By Jason Rantanen
One of my current projects is to create a transparent and user-friendly database of information about Federal Circuit decisions–particularly, its patent law decisions–with a structure that’s useful for empirical researchers and other people who write about the court. If folks are going to throw around numbers about the court, my hope is that they have some grounding in a relatively clear and consistent methodology.
My goal in creating this database is to focus on information that’s of interest to researchers and commentators rather than to create another database for online legal research. While Westlaw, Lexis, and the various free alternatives are great tools for finding key cases, there are lots of problems with using them for empirical research, not the least of which is the periodically changing nature of their interfaces–changes that make replication of older studies difficult. Also, since their focus is on helping practitioners do legal research, commercial databases tend not to collect and record data in a way that’s useful for empirical work.
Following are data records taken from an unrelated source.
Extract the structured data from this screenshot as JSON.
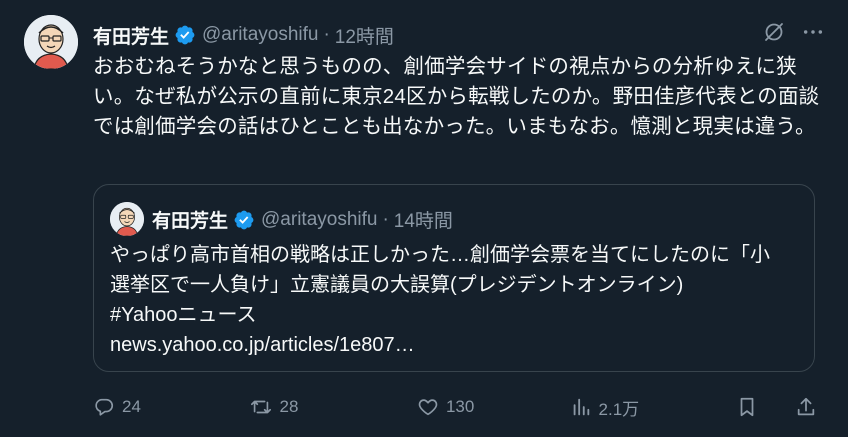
{
  "tweet": {
    "author_name": "有田芳生",
    "handle": "@aritayoshifu",
    "separator": "·",
    "time": "12時間",
    "text": "おおむねそうかなと思うものの、創価学会サイドの視点からの分析ゆえに狭い。なぜ私が公示の直前に東京24区から転戦したのか。野田佳彦代表との面談では創価学会の話はひとことも出なかった。いまもなお。憶測と現実は違う。"
  },
  "quote": {
    "author_name": "有田芳生",
    "handle": "@aritayoshifu",
    "separator": "·",
    "time": "14時間",
    "lines": [
      "やっぱり高市首相の戦略は正しかった…創価学会票を当てにしたのに「小",
      "選挙区で一人負け」立憲議員の大誤算(プレジデントオンライン)",
      "#Yahooニュース",
      "news.yahoo.co.jp/articles/1e807…"
    ]
  },
  "actions": {
    "replies": "24",
    "retweets": "28",
    "likes": "130",
    "views": "2.1万"
  },
  "icons": {
    "verified": "verified-badge-icon",
    "grok": "grok-icon",
    "more": "more-icon",
    "reply": "reply-icon",
    "retweet": "retweet-icon",
    "like": "heart-icon",
    "views": "views-icon",
    "bookmark": "bookmark-icon",
    "share": "share-icon"
  },
  "colors": {
    "background": "#15202b",
    "text": "#f7f9f9",
    "secondary": "#8b98a5",
    "verified": "#1d9bf0",
    "border": "#38444d"
  }
}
I’ve used components of the dataset before, including in PatentlyO posts and an article on dissents at the Federal Circuit, and others have used it in their own projects (Crouch; Gugliuzza & Lemley). Currently, coded data includes basic information about each decision arising from the district courts and PTO back to 2007, with written opinions going back to 2004. Fields include information such as document type, precedential status (and Rule 36’s!), panel members, dissents and concurrences, and opinion authors. I’m interested in crowdsourcing additional fields to code once I’ve published the dataset. Everything’s being done in-house at Iowa–even the R Shiny app that powers the user interface was coded as a project for a graduate statistics consulting class under the instruction of Rhonda DeCook, and my research assistant Louis Constantinou has been a huge help in getting this project finally done.
I’ll be rolling out the web-based portal in the near future, but in the meantime I’ve had requests for some of the data–particularly an update on the court’s use of Rule 36 summary affirmances. Those charts are below. The basic methodology employed in creating these charts is described in my earlier post on Federal Circuit appeals and decisions.
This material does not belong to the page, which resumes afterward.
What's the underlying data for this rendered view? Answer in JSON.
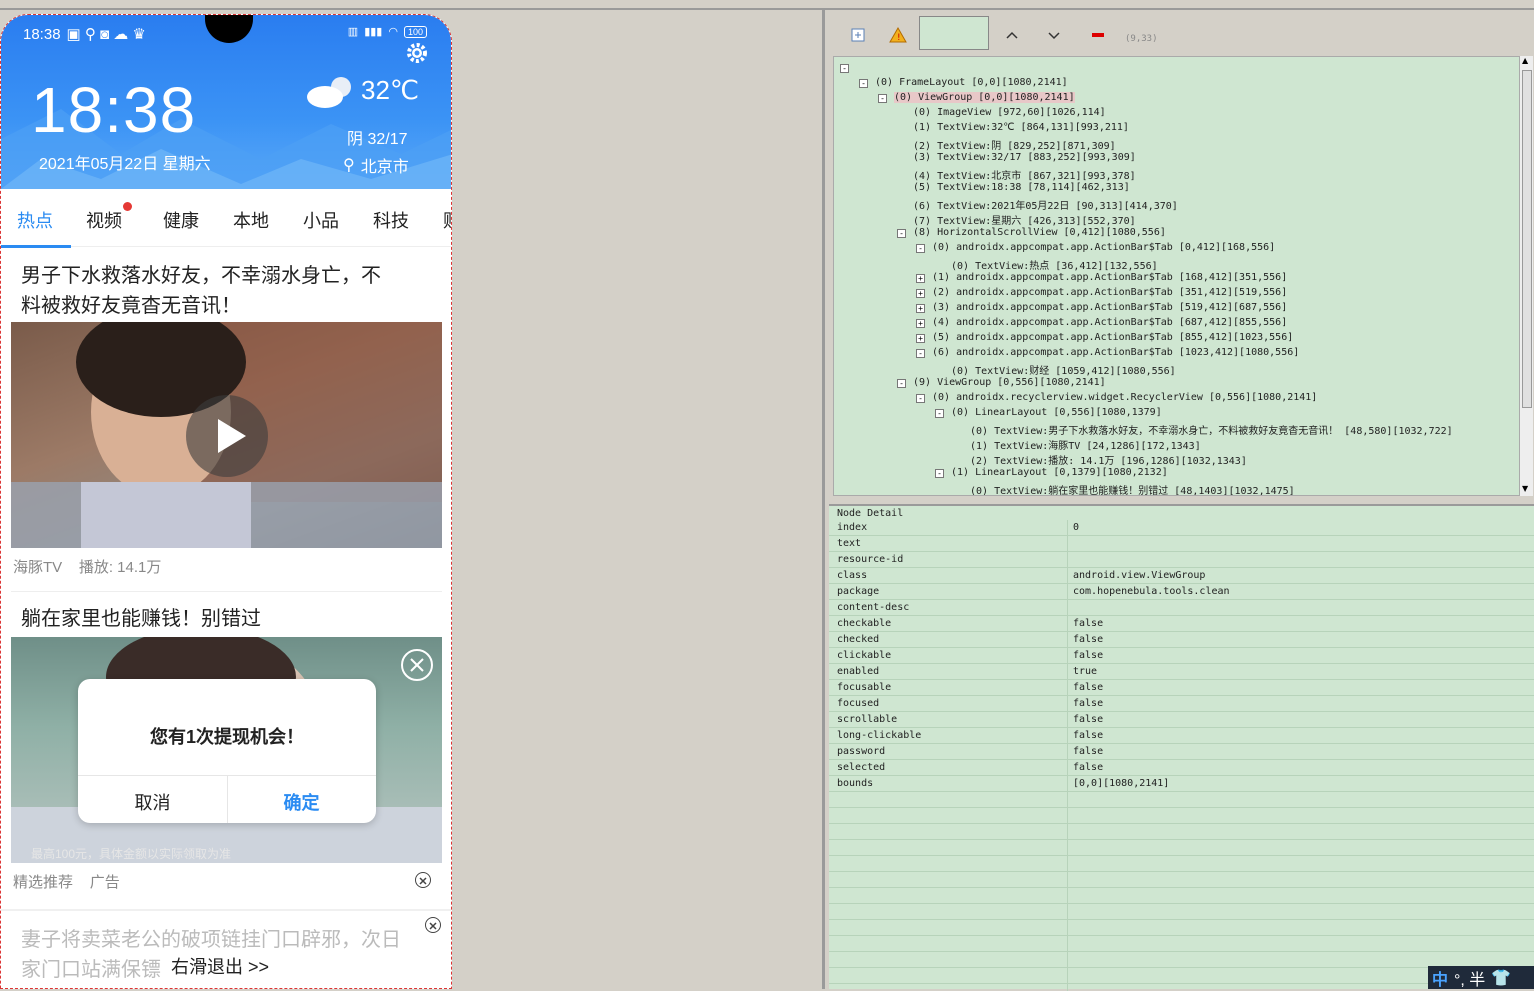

Finally, since the purpose in creating this database is to share it, students or other researchers who are interested in drawing from it for their own work are welcome to email me before it goes public. Basically, it’s a starting point that’s flexible enough to allow future researchers to do their own coding without having to redo basic information about each decision.
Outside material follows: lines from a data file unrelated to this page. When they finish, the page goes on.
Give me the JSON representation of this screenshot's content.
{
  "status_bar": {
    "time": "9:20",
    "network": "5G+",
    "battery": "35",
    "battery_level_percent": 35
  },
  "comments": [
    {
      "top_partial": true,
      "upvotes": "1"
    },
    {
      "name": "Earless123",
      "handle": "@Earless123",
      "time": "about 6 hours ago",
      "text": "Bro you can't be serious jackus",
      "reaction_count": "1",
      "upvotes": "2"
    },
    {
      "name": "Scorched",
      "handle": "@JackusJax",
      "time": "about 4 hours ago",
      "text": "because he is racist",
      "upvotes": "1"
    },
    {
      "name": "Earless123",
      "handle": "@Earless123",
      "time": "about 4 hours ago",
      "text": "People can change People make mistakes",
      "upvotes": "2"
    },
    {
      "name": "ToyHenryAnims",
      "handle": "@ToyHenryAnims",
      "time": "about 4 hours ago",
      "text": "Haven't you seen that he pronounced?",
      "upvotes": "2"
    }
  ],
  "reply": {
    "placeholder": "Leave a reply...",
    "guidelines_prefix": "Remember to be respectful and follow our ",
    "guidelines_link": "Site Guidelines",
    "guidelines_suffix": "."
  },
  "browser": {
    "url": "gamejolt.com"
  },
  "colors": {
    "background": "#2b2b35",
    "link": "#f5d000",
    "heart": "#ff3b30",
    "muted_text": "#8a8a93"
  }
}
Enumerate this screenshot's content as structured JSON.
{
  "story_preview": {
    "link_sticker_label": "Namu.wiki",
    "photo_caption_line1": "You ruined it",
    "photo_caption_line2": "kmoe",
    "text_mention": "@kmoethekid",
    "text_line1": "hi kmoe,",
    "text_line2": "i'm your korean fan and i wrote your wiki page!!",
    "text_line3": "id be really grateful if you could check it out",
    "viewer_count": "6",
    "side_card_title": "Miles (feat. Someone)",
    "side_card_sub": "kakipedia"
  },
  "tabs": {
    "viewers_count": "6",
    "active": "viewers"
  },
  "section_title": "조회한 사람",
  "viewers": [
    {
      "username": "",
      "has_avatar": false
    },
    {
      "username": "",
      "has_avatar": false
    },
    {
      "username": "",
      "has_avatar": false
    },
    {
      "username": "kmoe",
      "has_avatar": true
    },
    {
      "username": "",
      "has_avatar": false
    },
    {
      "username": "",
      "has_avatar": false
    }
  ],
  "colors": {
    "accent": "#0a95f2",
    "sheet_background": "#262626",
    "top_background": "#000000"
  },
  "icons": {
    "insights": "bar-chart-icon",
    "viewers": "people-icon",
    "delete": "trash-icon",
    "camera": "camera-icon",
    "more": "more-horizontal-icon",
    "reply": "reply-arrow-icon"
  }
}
Given the increase in appeals from the PTO over the past few years, this graph is not all that surprising–but it’s still quite dramatic. As of mid-2017, the number of decisions in appeals arising from the PTO has exceeded the number of decisions from the district courts for the first time in the history of the Federal Circuit to my knowledge.
The following two charts are updated versions of figures from my post from last summer on types of Federal Circuit decisions.